Getting to Know an IRR Stakeholder: Rob Seastrom
As you may be aware, we’ve been in the process of developing a new Internet Routing Registry (IRR) over the last few months, IRR-online. We’re happy to report that we’re well into the development work required for deploying core functionality. We expect this project to be deployed on or around 10 June 2020, with upgrades occurring through the end of the year. We’ve been working very closely with our external stakeholders on this new IRR, and recently had the chance to chat with one of the stakeholders, Rob Seastrom, to learn more about his role in the project and desired outcomes for this new IRR.
Please share a little bit about yourself and your background.
I’ve been involved in building Internet infrastructure for over 30 years, looking at the Internet from a broad range of perspectives, including that of tiny dial-up startups, hosting companies, TLD operators, and the second largest cable company in the U.S. Since 2003, I’ve been a member of the ARIN Advisory Council, working with the community to craft good number resource policy.
What was your primary motivation for volunteering to help ARIN with this new web-based IRR project?
I have been a routing registry service user since the days of the NSFnet, when templates one submitted via email were called Network Advertisement Change Requests (NACRs). I’ve always been an advocate for making routing registries more accessible, and have written multiple how-tos for both internal and external consumption over the years.
Can you explain in a little more detail what your primary role is in this project?
I like to think of my role as being the “guy with dirt under his fingernails" and a mail archive folder full of ‘Dear Colleague’ emails from db-admin/auto-dbm (the mail responder robot name in the RIPE software) confirming the success or failure of my email template.
What is your desired outcome for this project?
I’m hoping for better integration of the ARIN IRR component with the registry ecosystem, including the registration database and RPKI.
How do you believe this new IRR will benefit the Internet community?
Routing registries and route filtering are similar to BCP-38, proper abuse contacts, in that the benefits accrue more to the Internet writ large than the organization that has to do the heavy lifting. The easier we make it for members to create IRR and RPKI data, the lower the barrier to entry, the more the Internet as a whole profits. Getting to the point where there is almost no effort required on the part of the originating organization benefits the Internet community.

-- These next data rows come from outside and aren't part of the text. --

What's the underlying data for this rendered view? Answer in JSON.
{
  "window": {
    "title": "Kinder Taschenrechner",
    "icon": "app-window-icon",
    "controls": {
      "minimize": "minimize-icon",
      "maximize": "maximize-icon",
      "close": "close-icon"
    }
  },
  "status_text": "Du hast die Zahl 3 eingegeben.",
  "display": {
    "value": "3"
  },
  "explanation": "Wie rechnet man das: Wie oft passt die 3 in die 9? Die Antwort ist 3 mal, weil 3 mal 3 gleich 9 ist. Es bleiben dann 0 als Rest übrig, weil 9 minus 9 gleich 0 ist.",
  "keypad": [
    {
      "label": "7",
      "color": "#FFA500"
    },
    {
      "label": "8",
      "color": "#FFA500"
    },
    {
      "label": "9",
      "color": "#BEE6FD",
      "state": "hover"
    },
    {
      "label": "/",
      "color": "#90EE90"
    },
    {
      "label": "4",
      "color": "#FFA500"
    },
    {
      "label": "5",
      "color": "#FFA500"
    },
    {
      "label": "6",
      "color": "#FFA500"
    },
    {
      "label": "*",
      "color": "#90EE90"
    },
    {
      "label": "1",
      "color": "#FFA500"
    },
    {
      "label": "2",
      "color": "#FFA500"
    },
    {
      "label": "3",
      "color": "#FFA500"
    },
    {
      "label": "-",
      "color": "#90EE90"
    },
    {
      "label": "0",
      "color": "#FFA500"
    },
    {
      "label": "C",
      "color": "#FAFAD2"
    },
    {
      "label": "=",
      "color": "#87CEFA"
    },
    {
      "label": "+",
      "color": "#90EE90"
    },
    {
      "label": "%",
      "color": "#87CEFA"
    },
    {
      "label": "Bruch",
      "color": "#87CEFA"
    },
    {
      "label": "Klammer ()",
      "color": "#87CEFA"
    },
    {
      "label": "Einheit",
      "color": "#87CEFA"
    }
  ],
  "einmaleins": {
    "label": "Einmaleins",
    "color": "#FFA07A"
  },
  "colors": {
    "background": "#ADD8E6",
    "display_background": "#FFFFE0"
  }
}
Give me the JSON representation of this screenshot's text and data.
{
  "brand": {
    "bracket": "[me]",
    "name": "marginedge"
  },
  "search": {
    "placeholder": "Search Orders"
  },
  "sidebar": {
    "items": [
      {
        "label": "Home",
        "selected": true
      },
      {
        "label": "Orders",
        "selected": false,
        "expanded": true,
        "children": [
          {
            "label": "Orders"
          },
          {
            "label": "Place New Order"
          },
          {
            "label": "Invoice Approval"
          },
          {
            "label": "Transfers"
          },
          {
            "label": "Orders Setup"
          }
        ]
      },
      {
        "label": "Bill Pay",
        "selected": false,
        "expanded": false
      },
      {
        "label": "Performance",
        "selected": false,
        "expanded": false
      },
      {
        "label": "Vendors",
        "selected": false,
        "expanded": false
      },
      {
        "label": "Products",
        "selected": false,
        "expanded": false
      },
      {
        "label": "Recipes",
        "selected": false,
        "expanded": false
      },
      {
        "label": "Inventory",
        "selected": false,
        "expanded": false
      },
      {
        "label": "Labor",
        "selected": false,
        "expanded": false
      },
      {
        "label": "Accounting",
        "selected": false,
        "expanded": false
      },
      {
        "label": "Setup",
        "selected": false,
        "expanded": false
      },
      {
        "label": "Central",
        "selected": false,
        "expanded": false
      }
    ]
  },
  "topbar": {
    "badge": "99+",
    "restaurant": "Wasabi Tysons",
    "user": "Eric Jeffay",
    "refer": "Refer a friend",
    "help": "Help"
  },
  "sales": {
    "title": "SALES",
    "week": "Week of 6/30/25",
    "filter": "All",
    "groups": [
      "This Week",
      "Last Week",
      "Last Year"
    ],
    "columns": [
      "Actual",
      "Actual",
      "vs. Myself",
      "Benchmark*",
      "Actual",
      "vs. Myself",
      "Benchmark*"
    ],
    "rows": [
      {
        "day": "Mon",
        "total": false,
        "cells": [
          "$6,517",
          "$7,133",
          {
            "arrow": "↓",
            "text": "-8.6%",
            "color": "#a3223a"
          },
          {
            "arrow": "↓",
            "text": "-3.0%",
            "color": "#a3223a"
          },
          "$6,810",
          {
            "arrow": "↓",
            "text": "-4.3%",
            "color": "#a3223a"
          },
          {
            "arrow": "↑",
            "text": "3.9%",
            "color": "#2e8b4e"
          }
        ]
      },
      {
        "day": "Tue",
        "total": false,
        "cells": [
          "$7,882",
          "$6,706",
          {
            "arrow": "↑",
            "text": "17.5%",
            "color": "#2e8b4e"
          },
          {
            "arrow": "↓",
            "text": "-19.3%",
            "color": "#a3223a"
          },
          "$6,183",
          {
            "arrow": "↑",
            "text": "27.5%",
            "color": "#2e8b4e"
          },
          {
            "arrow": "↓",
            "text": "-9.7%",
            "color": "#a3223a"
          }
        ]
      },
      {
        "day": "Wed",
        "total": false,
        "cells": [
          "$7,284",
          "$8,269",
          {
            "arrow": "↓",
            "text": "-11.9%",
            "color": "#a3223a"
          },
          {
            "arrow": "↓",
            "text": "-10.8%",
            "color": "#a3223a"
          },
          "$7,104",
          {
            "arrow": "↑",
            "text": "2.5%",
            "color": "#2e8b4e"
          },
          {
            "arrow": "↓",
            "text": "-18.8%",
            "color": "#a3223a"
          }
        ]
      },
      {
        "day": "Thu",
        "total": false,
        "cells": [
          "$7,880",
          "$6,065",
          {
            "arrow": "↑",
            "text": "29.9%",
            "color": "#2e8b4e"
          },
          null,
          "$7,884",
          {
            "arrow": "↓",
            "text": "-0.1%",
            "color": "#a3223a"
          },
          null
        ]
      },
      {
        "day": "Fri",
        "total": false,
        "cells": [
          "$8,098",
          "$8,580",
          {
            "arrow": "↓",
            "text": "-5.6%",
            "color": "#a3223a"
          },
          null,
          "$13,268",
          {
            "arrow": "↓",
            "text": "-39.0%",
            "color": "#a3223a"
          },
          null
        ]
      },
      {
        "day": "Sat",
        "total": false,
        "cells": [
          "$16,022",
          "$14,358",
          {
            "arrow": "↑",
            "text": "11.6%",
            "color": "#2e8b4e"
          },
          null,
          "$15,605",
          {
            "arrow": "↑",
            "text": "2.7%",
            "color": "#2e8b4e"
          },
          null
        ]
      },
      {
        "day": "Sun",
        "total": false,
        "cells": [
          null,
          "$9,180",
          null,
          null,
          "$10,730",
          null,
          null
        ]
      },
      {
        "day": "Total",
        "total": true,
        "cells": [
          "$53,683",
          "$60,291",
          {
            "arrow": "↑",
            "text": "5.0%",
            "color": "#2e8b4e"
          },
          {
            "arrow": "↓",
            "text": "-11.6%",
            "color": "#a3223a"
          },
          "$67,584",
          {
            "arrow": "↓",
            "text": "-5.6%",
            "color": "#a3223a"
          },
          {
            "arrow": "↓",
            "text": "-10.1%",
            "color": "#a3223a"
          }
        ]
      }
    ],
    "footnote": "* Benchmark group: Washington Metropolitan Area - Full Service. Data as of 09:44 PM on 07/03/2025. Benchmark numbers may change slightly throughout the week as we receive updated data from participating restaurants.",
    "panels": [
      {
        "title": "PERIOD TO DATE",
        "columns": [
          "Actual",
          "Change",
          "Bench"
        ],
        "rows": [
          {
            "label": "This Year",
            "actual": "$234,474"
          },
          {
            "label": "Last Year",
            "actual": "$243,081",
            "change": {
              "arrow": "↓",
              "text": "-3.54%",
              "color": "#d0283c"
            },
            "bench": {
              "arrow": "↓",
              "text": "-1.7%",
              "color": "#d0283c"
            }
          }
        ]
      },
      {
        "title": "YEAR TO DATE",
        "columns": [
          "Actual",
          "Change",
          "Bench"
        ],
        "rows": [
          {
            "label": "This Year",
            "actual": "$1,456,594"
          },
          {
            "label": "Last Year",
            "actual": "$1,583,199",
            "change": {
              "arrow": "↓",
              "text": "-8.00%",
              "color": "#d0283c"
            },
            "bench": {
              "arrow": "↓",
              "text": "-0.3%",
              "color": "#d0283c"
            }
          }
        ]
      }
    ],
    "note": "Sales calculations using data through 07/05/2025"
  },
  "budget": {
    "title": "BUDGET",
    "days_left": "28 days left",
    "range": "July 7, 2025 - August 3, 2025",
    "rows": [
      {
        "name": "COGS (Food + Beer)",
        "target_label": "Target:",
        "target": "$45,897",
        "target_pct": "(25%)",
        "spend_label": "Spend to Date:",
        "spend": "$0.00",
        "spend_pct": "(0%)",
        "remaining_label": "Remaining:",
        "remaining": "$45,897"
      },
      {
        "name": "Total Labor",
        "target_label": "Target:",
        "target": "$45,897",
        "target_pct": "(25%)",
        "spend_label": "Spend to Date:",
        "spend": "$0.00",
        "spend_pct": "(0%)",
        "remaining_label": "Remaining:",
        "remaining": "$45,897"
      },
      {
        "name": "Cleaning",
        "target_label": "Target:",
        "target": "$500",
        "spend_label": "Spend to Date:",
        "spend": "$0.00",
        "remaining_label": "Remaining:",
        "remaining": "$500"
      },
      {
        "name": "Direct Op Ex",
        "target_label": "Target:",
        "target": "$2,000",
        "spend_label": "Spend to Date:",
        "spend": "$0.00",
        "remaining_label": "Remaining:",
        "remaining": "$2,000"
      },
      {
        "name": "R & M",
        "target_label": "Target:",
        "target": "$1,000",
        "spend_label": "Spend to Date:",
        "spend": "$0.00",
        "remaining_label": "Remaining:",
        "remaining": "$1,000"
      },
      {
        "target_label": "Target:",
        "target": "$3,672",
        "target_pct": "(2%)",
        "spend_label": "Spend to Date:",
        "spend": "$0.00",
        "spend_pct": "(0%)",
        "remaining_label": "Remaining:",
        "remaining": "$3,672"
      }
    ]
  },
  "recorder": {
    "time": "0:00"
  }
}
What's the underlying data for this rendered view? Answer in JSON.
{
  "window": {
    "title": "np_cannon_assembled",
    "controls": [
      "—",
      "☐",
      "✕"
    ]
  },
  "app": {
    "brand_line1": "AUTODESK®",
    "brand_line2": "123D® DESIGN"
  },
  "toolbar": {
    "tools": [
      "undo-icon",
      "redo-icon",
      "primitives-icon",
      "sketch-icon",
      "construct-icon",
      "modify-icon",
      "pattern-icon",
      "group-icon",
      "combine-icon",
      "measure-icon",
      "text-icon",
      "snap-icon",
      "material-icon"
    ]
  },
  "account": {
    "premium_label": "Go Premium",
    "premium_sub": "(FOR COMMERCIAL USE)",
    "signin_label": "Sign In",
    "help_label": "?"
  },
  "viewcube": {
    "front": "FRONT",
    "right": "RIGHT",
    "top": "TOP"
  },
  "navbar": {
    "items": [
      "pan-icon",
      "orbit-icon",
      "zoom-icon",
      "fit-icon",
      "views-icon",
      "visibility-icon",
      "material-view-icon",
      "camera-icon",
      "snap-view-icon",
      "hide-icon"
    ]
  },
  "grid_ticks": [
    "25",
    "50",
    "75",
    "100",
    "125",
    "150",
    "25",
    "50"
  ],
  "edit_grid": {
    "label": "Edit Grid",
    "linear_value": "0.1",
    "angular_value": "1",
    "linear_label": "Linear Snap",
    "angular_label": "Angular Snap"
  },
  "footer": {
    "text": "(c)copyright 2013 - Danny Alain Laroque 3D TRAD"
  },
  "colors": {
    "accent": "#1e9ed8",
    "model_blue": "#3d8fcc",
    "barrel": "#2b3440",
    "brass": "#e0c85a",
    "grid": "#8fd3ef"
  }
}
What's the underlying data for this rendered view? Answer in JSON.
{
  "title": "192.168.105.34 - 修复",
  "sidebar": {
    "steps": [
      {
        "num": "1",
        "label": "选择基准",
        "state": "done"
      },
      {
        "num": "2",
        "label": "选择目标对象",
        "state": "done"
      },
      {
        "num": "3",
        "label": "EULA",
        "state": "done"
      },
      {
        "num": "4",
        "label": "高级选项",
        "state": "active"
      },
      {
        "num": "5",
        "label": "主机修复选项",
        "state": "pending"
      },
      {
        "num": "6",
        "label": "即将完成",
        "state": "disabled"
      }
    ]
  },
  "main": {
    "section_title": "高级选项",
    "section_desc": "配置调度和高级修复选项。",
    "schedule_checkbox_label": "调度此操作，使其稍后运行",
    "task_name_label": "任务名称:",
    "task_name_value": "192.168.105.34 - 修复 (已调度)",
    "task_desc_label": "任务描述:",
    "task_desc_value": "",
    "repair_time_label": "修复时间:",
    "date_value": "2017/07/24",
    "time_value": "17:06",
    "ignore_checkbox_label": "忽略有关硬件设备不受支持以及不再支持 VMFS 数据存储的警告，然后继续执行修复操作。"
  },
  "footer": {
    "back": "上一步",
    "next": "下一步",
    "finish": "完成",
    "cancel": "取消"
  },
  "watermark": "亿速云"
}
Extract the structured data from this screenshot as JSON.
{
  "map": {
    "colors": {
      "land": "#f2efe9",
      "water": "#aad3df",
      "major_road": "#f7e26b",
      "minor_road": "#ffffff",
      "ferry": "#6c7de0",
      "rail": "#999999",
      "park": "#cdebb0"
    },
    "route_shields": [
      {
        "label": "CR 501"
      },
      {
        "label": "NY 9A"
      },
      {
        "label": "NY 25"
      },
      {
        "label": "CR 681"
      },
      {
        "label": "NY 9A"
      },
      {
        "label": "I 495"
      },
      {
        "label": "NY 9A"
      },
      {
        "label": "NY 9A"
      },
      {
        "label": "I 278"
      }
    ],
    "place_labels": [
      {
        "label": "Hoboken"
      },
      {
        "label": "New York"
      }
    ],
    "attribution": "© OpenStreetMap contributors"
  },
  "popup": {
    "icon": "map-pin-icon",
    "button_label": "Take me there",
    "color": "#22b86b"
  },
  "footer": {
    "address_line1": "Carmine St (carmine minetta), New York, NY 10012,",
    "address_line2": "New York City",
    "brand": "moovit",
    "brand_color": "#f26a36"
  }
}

How did you obtain expertise in routing in general? Specifically, in Internet Routing Registries?
There is no substitute for practical experience, getting one’s hands dirty on both personal and company infrastructure, and having people to bounce ideas off of.
We thank Rob, all of our external stakeholders, and the community at large for their support in deploying IRR Online. We look forward to sharing more details as the deployment approaches next month.
Any views, positions, statements, or opinions of a guest blog post are those of the author alone and do not represent those of ARIN. ARIN does not guarantee the accuracy, completeness, or validity of any claims or statements, nor shall ARIN be liable for any representations, omissions, or errors contained in a guest blog post.
Recent blogs categorized under: IRR
GET THE LATEST!
Sign up to receive the latest news about ARIN and the most pressing issues facing the Internet community.SIGN ME UP →
Blog CategoriesGrant Program • Public Policy • IPv4 • Updates • Security • RPKI • IPv6 • Data Accuracy • Elections • ARIN Bits • Business Case for IPv6 • Fellowship Program • Caribbean • Internet Governance • Tips • Customer Feedback • Outreach • Training • IRR